Earlier this week an announcement from the Birmingham News Journal said that the NTT Indycar Series and Barber Motorsports Park signed an extension of their agreement through 2023. Today, a Barber spokesperson said the contract runs through 2022.  Barber is a staple on the Indycar calendar. The track is a great setting for a race. It is one of my favorite tracks to go to.

Illinois Opens Tracks With Limited Attendance

The state of Illinois has allowed race tracks to open with fan attendance limited to 20%. I’m not sure of the specifics of Illinois’ phased openings, so I don’t know what this means for Gateway yet. Gateway is another track that may have to make an attendance decision. The best attended non Indianapolis oval could open the first turn grandstand to allow the fans to spread out more.

McLaren Financial Troubles

reports this week say McLaren is facing some financial issues. The company is seeking a loan and legal action to raise 280 million pounds. A buyout and lease back arrangement is a possibility. We will have to wait and see what effect this has on their Indycar program.

A Positive Ending

Former Indy lights driver Aaron Telitz has signed on full time with AIM Vasser Sullivan’s IMSA GTD program. Telitz replaces Chase Parker, who was let go by the team last week. Telitz is a good driver. He is with a team with an Indycar connection, which I hope will earn him a chance at an Indycar ride someday.

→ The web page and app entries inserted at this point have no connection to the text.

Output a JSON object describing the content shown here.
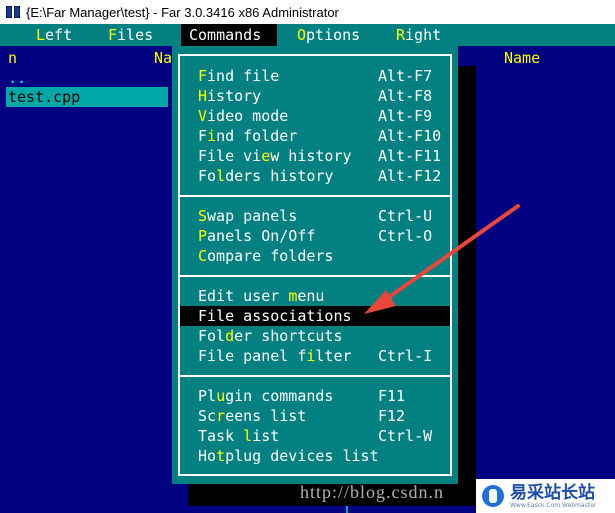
{
  "window": {
    "title": "{E:\\Far Manager\\test} - Far 3.0.3416 x86 Administrator"
  },
  "menubar": {
    "items": [
      {
        "hk": "L",
        "rest": "eft"
      },
      {
        "hk": "F",
        "rest": "iles"
      },
      {
        "hk": "C",
        "rest": "ommands"
      },
      {
        "hk": "O",
        "rest": "ptions"
      },
      {
        "hk": "R",
        "rest": "ight"
      }
    ]
  },
  "left_panel": {
    "col_left": "n",
    "col_right": "Na",
    "files": [
      "..",
      "test.cpp"
    ]
  },
  "right_panel": {
    "col": "Name"
  },
  "commands_menu": {
    "items": [
      {
        "pre": "",
        "hk": "F",
        "post": "ind file",
        "key": "Alt-F7"
      },
      {
        "pre": "",
        "hk": "H",
        "post": "istory",
        "key": "Alt-F8"
      },
      {
        "pre": "",
        "hk": "V",
        "post": "ideo mode",
        "key": "Alt-F9"
      },
      {
        "pre": "F",
        "hk": "i",
        "post": "nd folder",
        "key": "Alt-F10"
      },
      {
        "pre": "File vi",
        "hk": "e",
        "post": "w history",
        "key": "Alt-F11"
      },
      {
        "pre": "Fo",
        "hk": "l",
        "post": "ders history",
        "key": "Alt-F12"
      },
      {
        "pre": "",
        "hk": "S",
        "post": "wap panels",
        "key": "Ctrl-U"
      },
      {
        "pre": "",
        "hk": "P",
        "post": "anels On/Off",
        "key": "Ctrl-O"
      },
      {
        "pre": "",
        "hk": "C",
        "post": "ompare folders",
        "key": ""
      },
      {
        "pre": "Edit user ",
        "hk": "m",
        "post": "enu",
        "key": ""
      },
      {
        "pre": "File ",
        "hk": "a",
        "post": "ssociations",
        "key": ""
      },
      {
        "pre": "Fol",
        "hk": "d",
        "post": "er shortcuts",
        "key": ""
      },
      {
        "pre": "File panel f",
        "hk": "i",
        "post": "lter",
        "key": "Ctrl-I"
      },
      {
        "pre": "Pl",
        "hk": "u",
        "post": "gin commands",
        "key": "F11"
      },
      {
        "pre": "Sc",
        "hk": "r",
        "post": "eens list",
        "key": "F12"
      },
      {
        "pre": "Task ",
        "hk": "l",
        "post": "ist",
        "key": "Ctrl-W"
      },
      {
        "pre": "Ho",
        "hk": "t",
        "post": "plug devices list",
        "key": ""
      }
    ]
  },
  "watermark": {
    "text": "http://blog.csdn.n"
  },
  "brand": {
    "text": "易采站长站",
    "sub": "Www.Easck.Com  Webmaster"
  },
  "colors": {
    "teal": "#008080",
    "navy": "#000080",
    "hotkey": "#ffff00",
    "arrow": "#e8473a"
  }
}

Kody Swanson, USAC midget and Silver Crown driver, tested an Indy Pro 2000 car this week. Swanson is another driver who is long overdue for a shot at Indycar. It would be great if he could get some Road to Indy races in this year.

We are just nine days away from the next Indycar race!